How to complete this task:
Filter these entries down to lines holding "name".

Excerpted data:
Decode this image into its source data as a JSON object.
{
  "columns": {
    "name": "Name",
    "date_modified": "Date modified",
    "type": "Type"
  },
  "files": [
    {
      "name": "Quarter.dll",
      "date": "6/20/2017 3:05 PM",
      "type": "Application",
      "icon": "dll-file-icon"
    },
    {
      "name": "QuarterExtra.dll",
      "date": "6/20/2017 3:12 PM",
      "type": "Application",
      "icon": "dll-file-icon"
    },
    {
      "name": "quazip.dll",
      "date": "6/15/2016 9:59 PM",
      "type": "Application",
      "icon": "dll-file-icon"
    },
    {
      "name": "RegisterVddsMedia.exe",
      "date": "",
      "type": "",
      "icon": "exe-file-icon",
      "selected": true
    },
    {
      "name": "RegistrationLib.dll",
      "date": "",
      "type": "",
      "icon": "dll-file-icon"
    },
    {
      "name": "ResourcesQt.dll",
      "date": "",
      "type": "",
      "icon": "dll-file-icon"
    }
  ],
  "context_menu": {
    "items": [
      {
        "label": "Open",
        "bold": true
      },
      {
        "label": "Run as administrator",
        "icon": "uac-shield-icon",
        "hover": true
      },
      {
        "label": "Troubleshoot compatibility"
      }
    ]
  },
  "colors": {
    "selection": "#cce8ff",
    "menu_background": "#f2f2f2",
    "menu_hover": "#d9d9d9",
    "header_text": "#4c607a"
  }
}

Task solution:
    "name": "Name",
      "name": "Quarter.dll",
      "name": "QuarterExtra.dll",
      "name": "quazip.dll",
      "name": "RegisterVddsMedia.exe",
      "name": "RegistrationLib.dll",
      "name": "ResourcesQt.dll",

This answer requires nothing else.